[Component data from apps and pages]

════════

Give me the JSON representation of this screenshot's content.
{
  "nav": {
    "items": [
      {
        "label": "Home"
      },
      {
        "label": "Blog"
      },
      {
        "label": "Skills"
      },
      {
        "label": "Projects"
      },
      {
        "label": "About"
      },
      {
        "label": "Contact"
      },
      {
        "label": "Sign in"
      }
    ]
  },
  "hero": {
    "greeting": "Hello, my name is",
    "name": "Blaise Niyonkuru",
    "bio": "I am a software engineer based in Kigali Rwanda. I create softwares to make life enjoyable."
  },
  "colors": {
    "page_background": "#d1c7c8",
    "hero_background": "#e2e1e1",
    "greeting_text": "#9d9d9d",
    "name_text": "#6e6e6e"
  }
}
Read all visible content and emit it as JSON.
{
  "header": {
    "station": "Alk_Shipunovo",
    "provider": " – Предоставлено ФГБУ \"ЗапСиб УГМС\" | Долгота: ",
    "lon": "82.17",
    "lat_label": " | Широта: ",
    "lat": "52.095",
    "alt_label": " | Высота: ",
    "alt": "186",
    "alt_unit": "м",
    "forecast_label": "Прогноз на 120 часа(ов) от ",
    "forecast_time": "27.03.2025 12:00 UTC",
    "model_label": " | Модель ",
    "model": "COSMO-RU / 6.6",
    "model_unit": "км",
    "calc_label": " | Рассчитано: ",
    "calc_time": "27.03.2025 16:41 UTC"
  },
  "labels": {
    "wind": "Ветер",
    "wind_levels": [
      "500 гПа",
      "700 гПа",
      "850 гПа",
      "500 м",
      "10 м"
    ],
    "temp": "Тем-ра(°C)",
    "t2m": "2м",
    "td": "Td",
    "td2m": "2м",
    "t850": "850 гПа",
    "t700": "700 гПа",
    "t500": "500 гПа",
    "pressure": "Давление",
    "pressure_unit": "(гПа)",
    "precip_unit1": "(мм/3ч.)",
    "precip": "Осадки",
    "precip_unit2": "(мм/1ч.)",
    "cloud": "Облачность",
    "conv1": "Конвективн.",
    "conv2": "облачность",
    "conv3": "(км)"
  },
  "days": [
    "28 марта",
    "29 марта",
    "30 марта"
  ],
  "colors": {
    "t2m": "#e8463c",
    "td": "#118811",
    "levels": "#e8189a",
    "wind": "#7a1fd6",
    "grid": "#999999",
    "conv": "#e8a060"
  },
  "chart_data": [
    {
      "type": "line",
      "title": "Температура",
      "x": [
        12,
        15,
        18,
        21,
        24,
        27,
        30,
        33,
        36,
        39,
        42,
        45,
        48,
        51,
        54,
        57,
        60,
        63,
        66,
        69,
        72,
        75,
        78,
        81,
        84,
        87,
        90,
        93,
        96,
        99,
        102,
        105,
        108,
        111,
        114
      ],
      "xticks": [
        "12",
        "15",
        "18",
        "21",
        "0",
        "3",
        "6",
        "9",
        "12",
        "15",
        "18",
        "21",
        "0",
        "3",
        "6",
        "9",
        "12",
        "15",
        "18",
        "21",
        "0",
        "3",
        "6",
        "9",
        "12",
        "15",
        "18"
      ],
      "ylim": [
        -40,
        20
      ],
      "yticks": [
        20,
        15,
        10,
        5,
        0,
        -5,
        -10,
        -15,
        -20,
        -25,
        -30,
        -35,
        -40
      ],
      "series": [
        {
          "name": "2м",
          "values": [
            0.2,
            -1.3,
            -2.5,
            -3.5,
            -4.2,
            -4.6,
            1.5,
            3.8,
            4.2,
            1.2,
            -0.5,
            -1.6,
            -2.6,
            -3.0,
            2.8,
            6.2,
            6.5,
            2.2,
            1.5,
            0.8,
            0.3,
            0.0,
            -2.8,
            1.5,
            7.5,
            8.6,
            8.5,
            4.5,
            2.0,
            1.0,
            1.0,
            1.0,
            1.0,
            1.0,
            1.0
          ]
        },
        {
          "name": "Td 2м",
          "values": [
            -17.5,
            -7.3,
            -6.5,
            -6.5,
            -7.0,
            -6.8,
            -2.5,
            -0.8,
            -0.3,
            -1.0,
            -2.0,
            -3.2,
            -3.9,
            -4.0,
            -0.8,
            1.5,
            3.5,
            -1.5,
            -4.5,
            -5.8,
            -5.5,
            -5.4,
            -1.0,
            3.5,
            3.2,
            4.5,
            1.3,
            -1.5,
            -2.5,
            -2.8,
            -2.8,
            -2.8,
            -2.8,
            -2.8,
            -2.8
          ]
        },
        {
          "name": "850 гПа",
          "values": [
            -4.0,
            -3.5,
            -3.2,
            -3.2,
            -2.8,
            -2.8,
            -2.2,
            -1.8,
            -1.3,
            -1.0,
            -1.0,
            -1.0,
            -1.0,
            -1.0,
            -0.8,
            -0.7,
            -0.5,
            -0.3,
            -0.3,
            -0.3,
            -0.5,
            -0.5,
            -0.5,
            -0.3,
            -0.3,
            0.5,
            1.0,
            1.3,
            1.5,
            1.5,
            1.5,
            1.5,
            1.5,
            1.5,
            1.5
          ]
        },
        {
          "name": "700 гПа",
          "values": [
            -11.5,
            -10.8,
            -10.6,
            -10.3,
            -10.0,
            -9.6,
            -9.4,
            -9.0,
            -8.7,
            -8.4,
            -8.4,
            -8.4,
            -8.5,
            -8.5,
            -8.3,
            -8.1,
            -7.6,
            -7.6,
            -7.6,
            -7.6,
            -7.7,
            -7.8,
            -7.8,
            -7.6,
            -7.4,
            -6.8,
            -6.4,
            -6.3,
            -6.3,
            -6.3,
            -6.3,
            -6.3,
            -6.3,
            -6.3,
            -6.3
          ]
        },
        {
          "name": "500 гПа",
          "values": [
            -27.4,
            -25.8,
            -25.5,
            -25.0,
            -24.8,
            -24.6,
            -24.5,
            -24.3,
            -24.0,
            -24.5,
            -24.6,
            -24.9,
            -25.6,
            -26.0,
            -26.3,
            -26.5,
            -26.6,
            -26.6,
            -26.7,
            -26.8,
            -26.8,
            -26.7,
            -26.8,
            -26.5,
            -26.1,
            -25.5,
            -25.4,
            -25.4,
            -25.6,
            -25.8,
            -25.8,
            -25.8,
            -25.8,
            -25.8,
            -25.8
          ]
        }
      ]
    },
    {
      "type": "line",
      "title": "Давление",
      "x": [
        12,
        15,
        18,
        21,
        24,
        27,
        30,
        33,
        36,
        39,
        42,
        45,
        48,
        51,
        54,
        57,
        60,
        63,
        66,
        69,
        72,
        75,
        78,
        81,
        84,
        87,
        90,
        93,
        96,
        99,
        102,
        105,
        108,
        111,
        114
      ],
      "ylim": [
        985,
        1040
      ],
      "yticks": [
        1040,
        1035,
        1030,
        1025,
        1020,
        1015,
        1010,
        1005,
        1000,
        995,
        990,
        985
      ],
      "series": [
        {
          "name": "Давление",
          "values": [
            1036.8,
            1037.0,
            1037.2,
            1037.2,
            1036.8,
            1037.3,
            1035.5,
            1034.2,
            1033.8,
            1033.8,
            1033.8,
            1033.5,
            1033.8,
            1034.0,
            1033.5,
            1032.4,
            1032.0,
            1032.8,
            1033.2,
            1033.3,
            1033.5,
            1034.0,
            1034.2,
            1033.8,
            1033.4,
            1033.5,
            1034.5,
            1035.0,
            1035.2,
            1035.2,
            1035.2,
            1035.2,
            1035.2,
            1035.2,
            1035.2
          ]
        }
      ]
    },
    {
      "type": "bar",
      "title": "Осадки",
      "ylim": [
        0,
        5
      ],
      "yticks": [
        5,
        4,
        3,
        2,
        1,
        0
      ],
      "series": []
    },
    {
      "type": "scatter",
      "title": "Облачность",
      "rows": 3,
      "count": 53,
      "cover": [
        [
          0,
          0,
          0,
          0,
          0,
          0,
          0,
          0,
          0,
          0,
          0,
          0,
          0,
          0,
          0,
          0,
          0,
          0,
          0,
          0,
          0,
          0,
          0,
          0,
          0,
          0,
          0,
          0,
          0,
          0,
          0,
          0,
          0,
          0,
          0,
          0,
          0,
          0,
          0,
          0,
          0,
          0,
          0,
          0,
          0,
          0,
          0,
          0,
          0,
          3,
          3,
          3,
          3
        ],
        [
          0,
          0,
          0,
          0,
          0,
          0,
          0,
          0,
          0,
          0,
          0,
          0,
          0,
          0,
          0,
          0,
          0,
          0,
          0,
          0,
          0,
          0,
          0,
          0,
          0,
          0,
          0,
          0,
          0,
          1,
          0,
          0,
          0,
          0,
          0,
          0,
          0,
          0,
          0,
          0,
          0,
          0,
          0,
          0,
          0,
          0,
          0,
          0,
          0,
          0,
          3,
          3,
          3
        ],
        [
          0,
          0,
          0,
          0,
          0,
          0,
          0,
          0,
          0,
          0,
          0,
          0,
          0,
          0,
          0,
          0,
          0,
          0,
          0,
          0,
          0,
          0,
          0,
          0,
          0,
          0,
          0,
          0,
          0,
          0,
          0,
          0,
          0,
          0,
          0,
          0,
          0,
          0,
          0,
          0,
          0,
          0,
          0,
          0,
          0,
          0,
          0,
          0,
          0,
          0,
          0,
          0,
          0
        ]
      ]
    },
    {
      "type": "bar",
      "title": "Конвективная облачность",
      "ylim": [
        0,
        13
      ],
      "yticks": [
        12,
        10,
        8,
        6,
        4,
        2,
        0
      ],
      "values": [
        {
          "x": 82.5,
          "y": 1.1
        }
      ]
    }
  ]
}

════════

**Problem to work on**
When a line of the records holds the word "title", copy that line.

**Answer space**
      "title": "Температура",
      "title": "Давление",
      "title": "Осадки",
      "title": "Облачность",
      "title": "Конвективная облачность",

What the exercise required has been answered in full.